Mindfulness without mindsight is reminiscent of Grandin’s description of herself as feeling like an “anthropologist from Mars”: a purely cognitive phenomenon, and so, only calming to the extent that it enables one to predict actions, but not to the extent afforded by social communion: the calmness that comes from experiencing another’s calmness and, equally, staying calm when another is anxious. But for that to be possible we need to develop the sort of “detached objectivity” towards another’s anxious thoughts and emotions that therapeutic mindfulness would have us apply to our own.
These two sides of the Interbrain cannot be separated: mindfulness is not just about looking dispassionately at the contents of our mental world, but being able to look at what another is thinking or feeling nonjudgmentally. That is, we notice what they are feeling without being tipped into limbic arousal ourselves. For we can only help another find calmness if we ourselves remain calm and find the interaction soothing: for both of us!
As Allan Schore explains in his seminal book The Science of the Art of Psychotherapy (2012), therapy operates through the Interbrain: i.e., right-brain-to-right-brain communication, in which therapist as well as patient find insight and calmness. Indeed, this is true for the guru who experiences dharma by guiding his students in their mastery of self-discipline, or the yoga teacher who experiences inner peace by helping her students find the same through their poses and breathing.

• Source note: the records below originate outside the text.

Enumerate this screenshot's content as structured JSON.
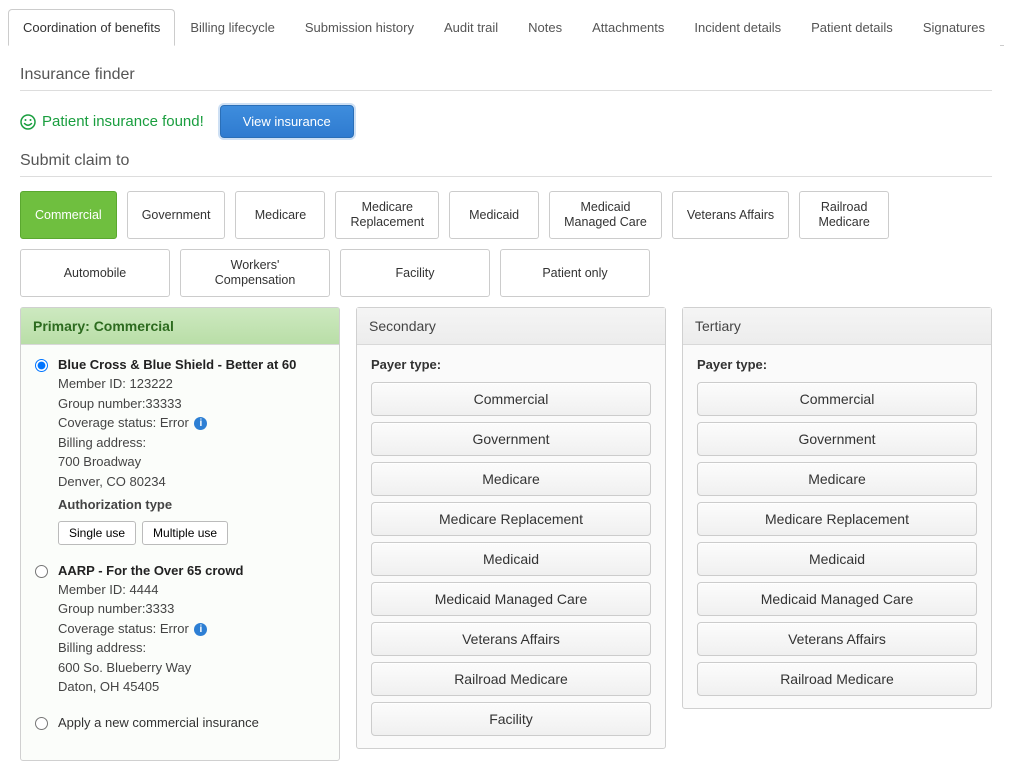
{
  "tabs": [
    "Coordination of benefits",
    "Billing lifecycle",
    "Submission history",
    "Audit trail",
    "Notes",
    "Attachments",
    "Incident details",
    "Patient details",
    "Signatures"
  ],
  "active_tab_index": 0,
  "finder": {
    "title": "Insurance finder",
    "found_text": "Patient insurance found!",
    "view_button": "View insurance"
  },
  "submit": {
    "title": "Submit claim to",
    "row1": [
      "Commercial",
      "Government",
      "Medicare",
      "Medicare Replacement",
      "Medicaid",
      "Medicaid Managed Care",
      "Veterans Affairs",
      "Railroad Medicare"
    ],
    "row2": [
      "Automobile",
      "Workers' Compensation",
      "Facility",
      "Patient only"
    ],
    "active": "Commercial"
  },
  "primary": {
    "header": "Primary: Commercial",
    "options": [
      {
        "selected": true,
        "title": "Blue Cross & Blue Shield - Better at 60",
        "member_id": "Member ID: 123222",
        "group": "Group number:33333",
        "coverage": "Coverage status: Error",
        "billing_label": "Billing address:",
        "addr1": "700 Broadway",
        "addr2": "Denver, CO 80234",
        "auth_label": "Authorization type",
        "auth_buttons": [
          "Single use",
          "Multiple use"
        ]
      },
      {
        "selected": false,
        "title": "AARP - For the Over 65 crowd",
        "member_id": "Member ID: 4444",
        "group": "Group number:3333",
        "coverage": "Coverage status: Error",
        "billing_label": "Billing address:",
        "addr1": "600 So. Blueberry Way",
        "addr2": "Daton, OH 45405"
      }
    ],
    "apply_new": "Apply a new commercial insurance"
  },
  "secondary": {
    "header": "Secondary",
    "payer_label": "Payer type:",
    "buttons": [
      "Commercial",
      "Government",
      "Medicare",
      "Medicare Replacement",
      "Medicaid",
      "Medicaid Managed Care",
      "Veterans Affairs",
      "Railroad Medicare",
      "Facility"
    ]
  },
  "tertiary": {
    "header": "Tertiary",
    "payer_label": "Payer type:",
    "buttons": [
      "Commercial",
      "Government",
      "Medicare",
      "Medicare Replacement",
      "Medicaid",
      "Medicaid Managed Care",
      "Veterans Affairs",
      "Railroad Medicare"
    ]
  }
}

I said in the first blog that Self-Reg has a narrower view of “mindfulness,” insofar as it is focused on self-regulation; yet at the same time it is broader, insofar as it entails that we are aware, not just of what we are thinking or feeling, but what the other is thinking and feeling, and the effects of our own behaviour on the other. This point clearly applies to our understanding of “sensitive caregiving,” which we know is vital for secure attachment. Sensitive caregiving is not simply about “reading” the baby’s signs,” but noticing the effect of your own behaviours – your tone of voice, gestures, facial expressions, etc. – on the baby’s arousal, and adjusting your actions accordingly. The same can be said for “sensitive teaching.” And it applies just as forcefully to the widespread lack of awareness that we are seeing in today’s children and youth: both a lack of self-awareness and a serious deficiency in Seigel’s “mindsight.”

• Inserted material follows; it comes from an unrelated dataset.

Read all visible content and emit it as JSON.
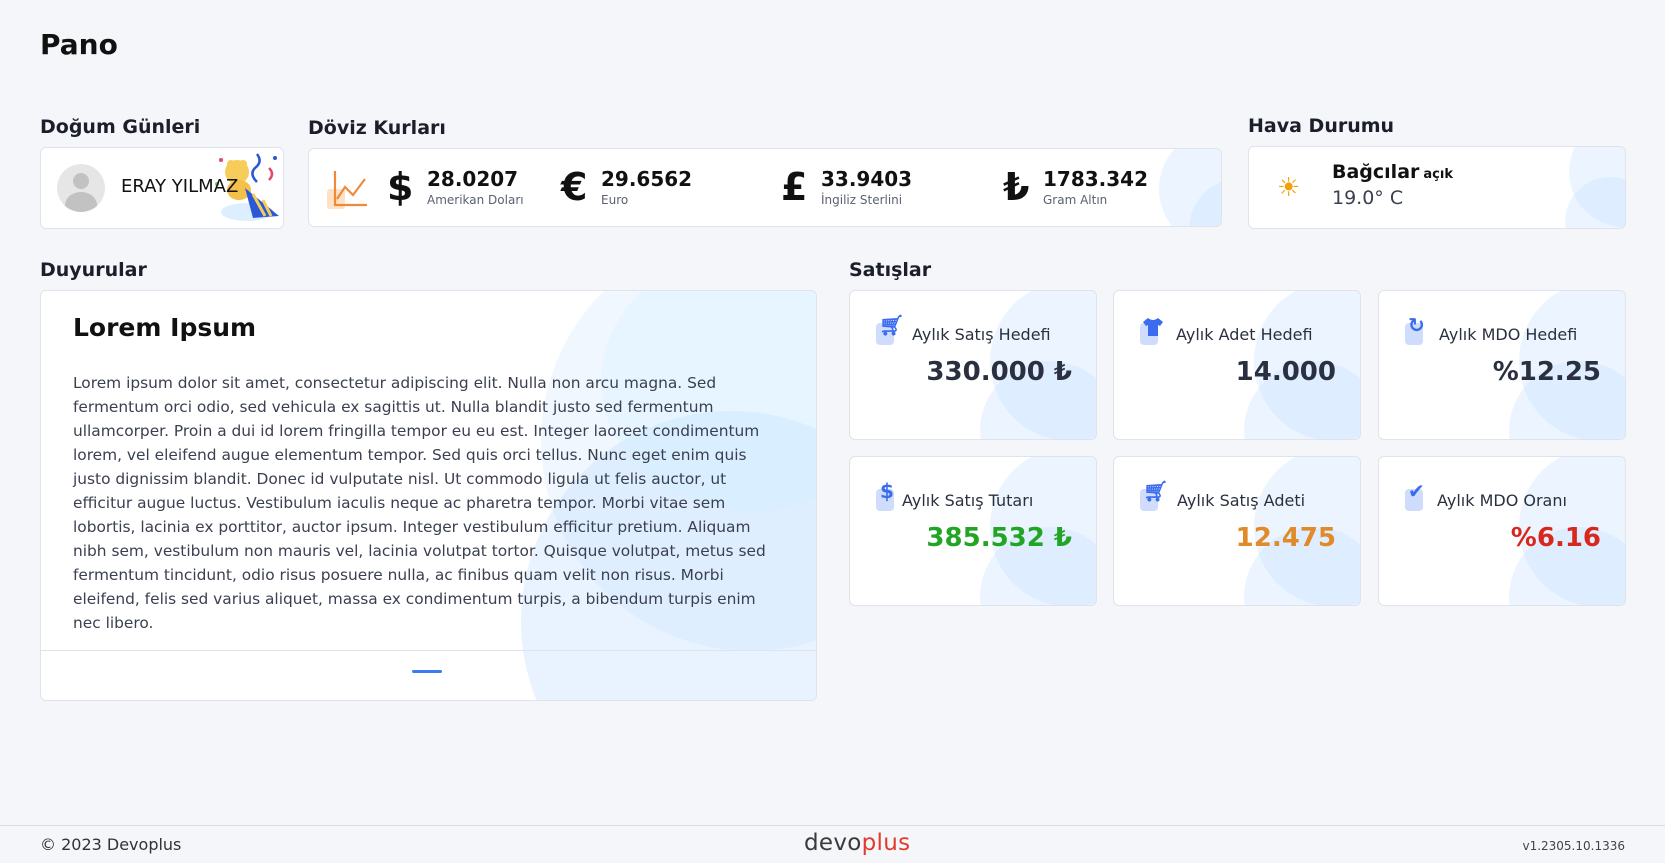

The Self-Reg view of mindfulness, then, is that the child or youth needs to become aware of when he is over-stressed, and why; what to do about it; aware of what others are thinking and feeling; and aware of the impact of his behaviour on them. In other words, the Self-Reg view of mindfulness embraces all five of our domains and is not simply or solely a solitary cognitive phenomenon. Self-Reg sees mindfulness as we-centred rather than me-centred: a shared awareness of the stress that “I and thou” are experiencing, and how to mitigate this state and discover calmness together: with friends, parents, and even teachers.
Dr. Stuart Shanker is the Founder and CEO of The MEHRIT Centre. You can read all the posts in his “Self-Reg View of” series here. You can also read his writing on Psychology Today and The Huffington Post.